What the students lacked in experience of course, they more than compensated for in intuition and determination. Not only were the students required to build the facility, but also they took on the initial phases of research and coming up with a design for the building. As part of their research, they visited other shelters to see what worked and what didn&8217;t. They also adapted each part of their project to the specific needs of the Greensboro community.

The most striking part about the facility, which sits directly in front of the Hale County Detention Center, is its massive size and unusual shape. The roof design is known as a lamella, which is a structure supported by a network of interlocking wooden beams, covered by industrial aluminum.

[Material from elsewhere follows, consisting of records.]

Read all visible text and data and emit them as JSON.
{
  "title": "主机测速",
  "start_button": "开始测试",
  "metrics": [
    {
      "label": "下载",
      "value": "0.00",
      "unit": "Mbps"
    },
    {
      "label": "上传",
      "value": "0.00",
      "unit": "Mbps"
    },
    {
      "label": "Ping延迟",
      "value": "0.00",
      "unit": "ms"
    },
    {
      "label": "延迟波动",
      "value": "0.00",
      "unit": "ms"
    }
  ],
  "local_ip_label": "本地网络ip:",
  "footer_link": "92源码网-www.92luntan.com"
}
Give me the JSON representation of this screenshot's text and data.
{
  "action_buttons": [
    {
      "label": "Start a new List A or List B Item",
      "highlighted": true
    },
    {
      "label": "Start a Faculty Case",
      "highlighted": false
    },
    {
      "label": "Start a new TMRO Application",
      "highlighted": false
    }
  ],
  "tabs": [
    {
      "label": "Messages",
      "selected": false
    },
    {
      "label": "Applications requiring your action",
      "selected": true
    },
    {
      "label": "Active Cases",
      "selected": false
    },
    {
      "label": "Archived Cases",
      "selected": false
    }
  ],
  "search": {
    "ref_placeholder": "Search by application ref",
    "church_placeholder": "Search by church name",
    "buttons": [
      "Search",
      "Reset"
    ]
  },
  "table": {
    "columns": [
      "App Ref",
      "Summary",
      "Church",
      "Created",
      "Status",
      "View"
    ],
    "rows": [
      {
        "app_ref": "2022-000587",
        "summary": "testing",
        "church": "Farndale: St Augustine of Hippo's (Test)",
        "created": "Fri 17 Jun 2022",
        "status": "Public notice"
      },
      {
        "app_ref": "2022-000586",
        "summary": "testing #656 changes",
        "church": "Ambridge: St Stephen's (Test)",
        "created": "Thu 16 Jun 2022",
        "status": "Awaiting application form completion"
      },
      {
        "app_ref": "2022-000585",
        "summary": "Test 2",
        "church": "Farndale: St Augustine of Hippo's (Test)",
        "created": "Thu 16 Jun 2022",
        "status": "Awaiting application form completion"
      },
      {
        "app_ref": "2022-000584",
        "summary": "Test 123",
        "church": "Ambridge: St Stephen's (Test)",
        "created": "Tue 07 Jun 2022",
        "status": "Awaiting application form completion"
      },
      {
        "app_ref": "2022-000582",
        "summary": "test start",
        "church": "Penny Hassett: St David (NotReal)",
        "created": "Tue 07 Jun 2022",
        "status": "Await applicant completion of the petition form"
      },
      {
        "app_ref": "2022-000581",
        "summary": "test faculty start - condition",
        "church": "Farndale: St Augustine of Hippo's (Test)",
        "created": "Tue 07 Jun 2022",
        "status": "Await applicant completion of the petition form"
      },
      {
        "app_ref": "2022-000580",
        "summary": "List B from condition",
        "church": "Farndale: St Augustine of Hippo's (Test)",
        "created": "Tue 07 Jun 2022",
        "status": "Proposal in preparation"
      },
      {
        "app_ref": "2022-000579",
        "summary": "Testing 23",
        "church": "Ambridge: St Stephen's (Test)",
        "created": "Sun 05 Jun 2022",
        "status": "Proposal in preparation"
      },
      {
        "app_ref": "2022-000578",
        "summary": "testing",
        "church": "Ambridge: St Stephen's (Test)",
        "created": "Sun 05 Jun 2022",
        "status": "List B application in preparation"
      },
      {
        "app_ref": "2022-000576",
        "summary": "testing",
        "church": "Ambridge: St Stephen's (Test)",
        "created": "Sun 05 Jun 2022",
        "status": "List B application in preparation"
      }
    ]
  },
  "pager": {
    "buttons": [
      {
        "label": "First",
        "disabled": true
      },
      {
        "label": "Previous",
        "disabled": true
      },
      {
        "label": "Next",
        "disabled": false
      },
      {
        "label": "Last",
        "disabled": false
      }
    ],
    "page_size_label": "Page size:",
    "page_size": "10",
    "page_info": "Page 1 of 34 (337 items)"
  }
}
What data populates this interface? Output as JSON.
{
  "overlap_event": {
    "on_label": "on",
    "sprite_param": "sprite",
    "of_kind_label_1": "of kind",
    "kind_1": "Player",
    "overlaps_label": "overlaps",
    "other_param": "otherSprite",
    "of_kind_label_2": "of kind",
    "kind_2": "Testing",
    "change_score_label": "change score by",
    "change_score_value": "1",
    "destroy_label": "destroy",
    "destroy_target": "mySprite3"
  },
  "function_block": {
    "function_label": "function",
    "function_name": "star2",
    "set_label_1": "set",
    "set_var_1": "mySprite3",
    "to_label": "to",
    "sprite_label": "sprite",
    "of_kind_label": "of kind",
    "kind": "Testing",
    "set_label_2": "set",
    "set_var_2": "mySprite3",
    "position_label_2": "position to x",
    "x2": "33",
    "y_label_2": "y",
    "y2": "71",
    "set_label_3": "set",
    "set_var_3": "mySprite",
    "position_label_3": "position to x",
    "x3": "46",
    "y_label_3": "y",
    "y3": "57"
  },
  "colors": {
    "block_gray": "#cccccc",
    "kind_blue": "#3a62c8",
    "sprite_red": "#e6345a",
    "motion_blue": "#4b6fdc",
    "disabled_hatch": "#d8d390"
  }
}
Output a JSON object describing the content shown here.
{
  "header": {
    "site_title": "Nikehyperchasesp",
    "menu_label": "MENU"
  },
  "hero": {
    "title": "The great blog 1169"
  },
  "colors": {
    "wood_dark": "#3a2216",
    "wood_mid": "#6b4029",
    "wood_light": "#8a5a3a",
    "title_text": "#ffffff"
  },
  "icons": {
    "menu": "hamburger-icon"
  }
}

There are only a few similar structures in the world, some in Mississippi, and one of the only published manuals on the structure is from an obscure Indian architect from the 1920s.

When Joe Faruggia, an architect from Chicago who was a consultant on the project, first heard the students were going to undertake the construction of a lamella, a quick survey among his colleagues found that none of them had ever been involved in one being built.

Regardless of these odds, the four students were not only able to construct one, but were able to add unique features meant to enhance the buildings purpose.

The large lamella structure is also raised from the ground, so natural airflow can permeate the structure and provide ventilation. Inside of the lamella there are a series of pods to house both cats and dogs. The facility is also constructed so the public can come in and few animals when no one is available to work the shelter, but all of the animals are completely safe.

Other features include heated flooring meant for keeping the animals warm and also a large skylight in the roof to regulate light in the structure. Each of these features came out of research performed by the students.

Another important part of the opening of the Hale County Animal Shelter is the formation of the Hale County Humane Society, which is being headed up by Charlie Burke, Betsy Rogers and many others.

Now, the Humane Society is in the beginning stages of staffing the facility and putting it to use.